Please repeat the records exactly. The pictures are to be left out.

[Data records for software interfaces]
----------
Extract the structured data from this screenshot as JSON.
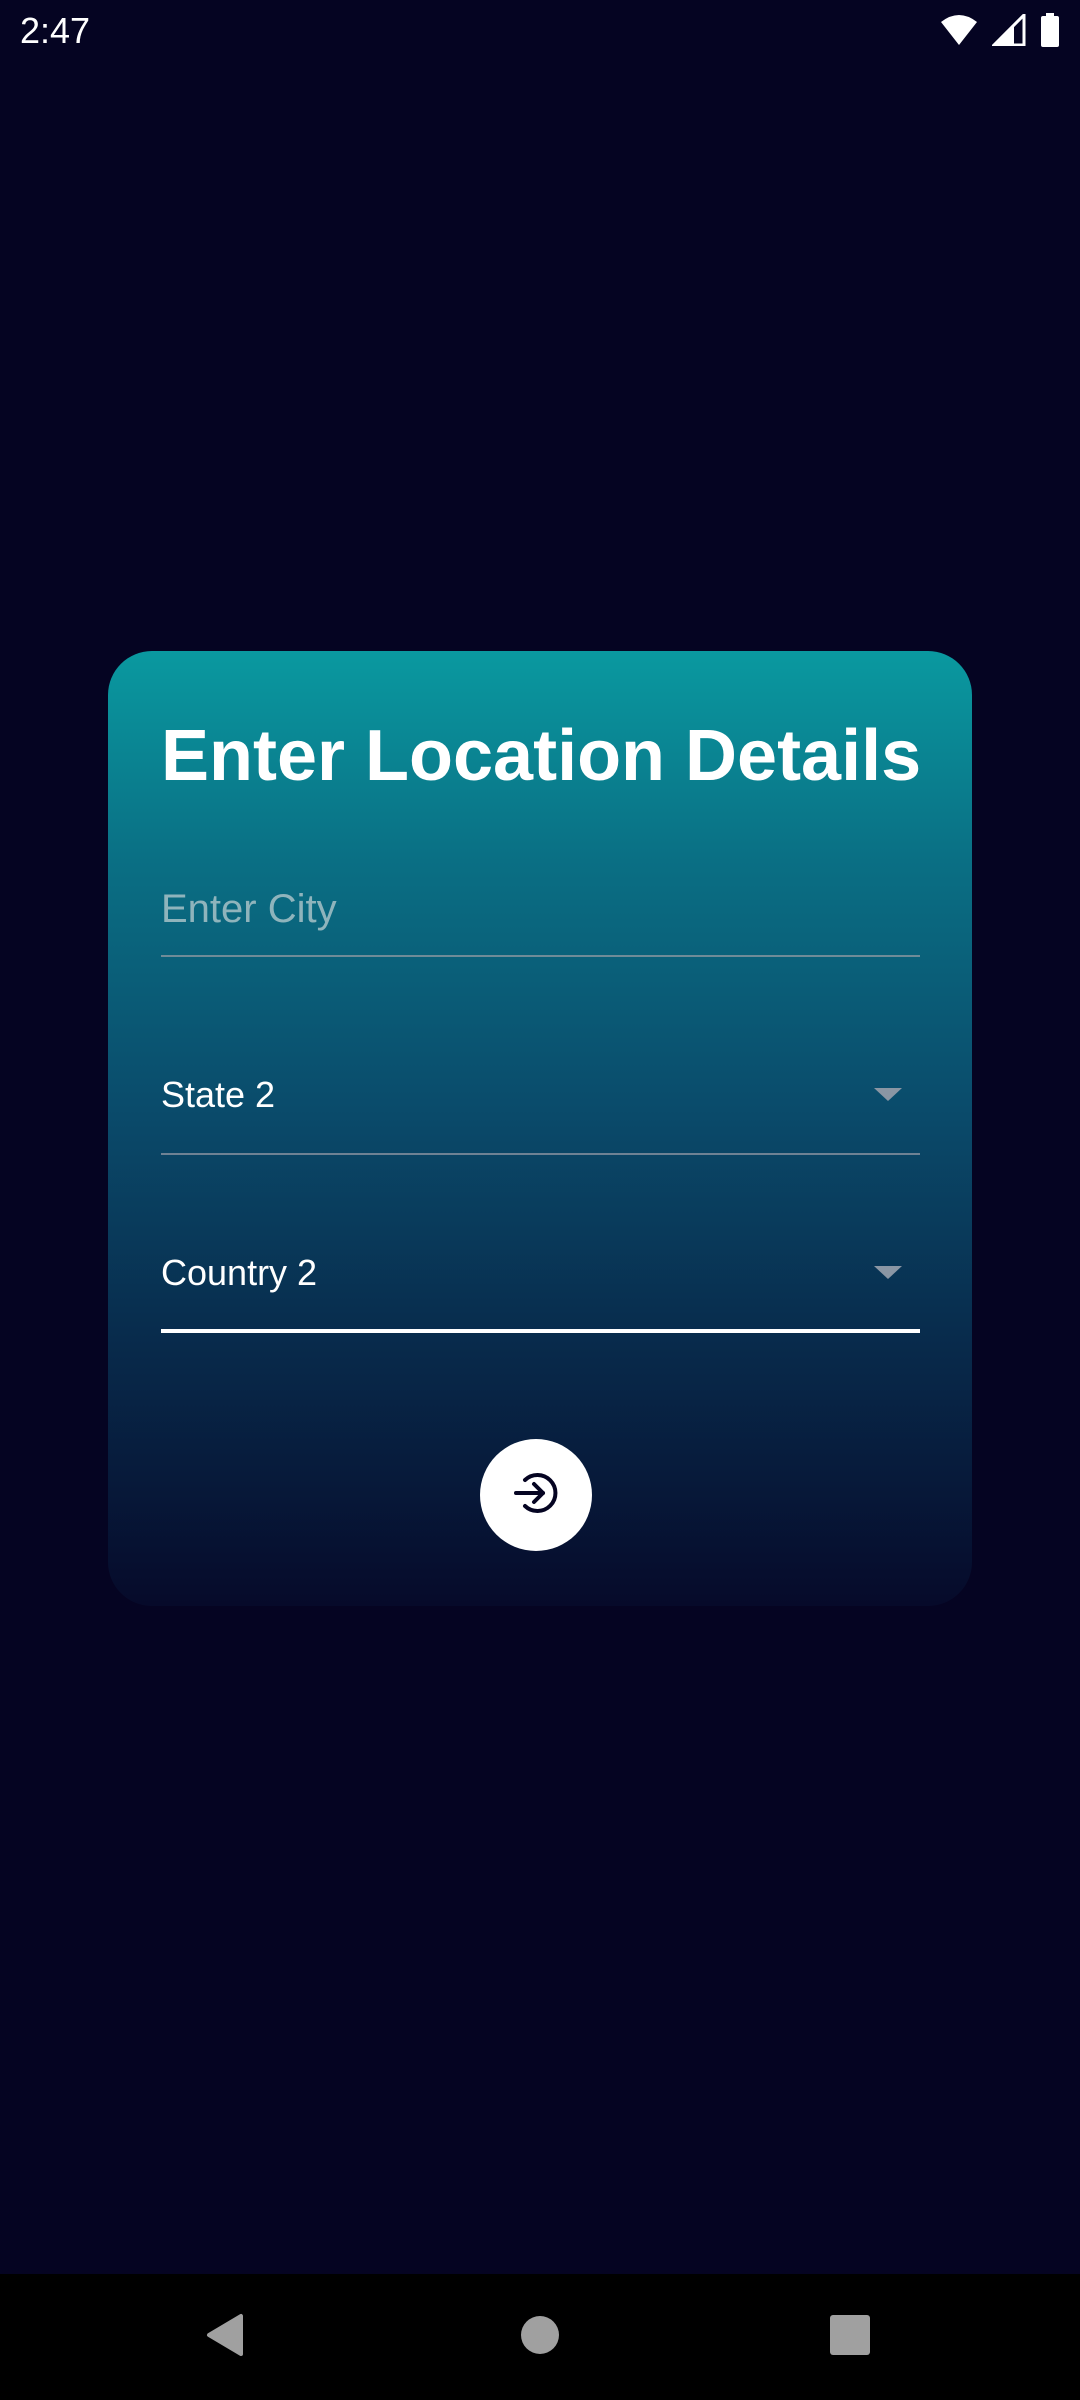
{
  "status_bar": {
    "time": "2:47",
    "icons": [
      "wifi-icon",
      "cellular-signal-icon",
      "battery-icon"
    ]
  },
  "form": {
    "title": "Enter Location Details",
    "city": {
      "placeholder": "Enter City",
      "value": ""
    },
    "state": {
      "selected": "State 2"
    },
    "country": {
      "selected": "Country 2",
      "focused": true
    },
    "submit_icon": "arrow-right-circle-icon"
  },
  "nav_bar": {
    "buttons": [
      "back-icon",
      "home-icon",
      "recents-icon"
    ]
  },
  "colors": {
    "background": "#050422",
    "card_gradient_top": "#0a99a0",
    "card_gradient_bottom": "#060a2a",
    "text": "#ffffff",
    "placeholder": "#8fb4bc",
    "nav_bar": "#000000"
  }
}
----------
**Answer space**.
Extract the structured data from this screenshot as JSON.
{
  "status_bar": {
    "time": "2:47",
    "icons": [
      "wifi-icon",
      "cellular-signal-icon",
      "battery-icon"
    ]
  },
  "form": {
    "title": "Enter Location Details",
    "city": {
      "placeholder": "Enter City",
      "value": ""
    },
    "state": {
      "selected": "State 2"
    },
    "country": {
      "selected": "Country 2",
      "focused": true
    },
    "submit_icon": "arrow-right-circle-icon"
  },
  "nav_bar": {
    "buttons": [
      "back-icon",
      "home-icon",
      "recents-icon"
    ]
  },
  "colors": {
    "background": "#050422",
    "card_gradient_top": "#0a99a0",
    "card_gradient_bottom": "#060a2a",
    "text": "#ffffff",
    "placeholder": "#8fb4bc",
    "nav_bar": "#000000"
  }
}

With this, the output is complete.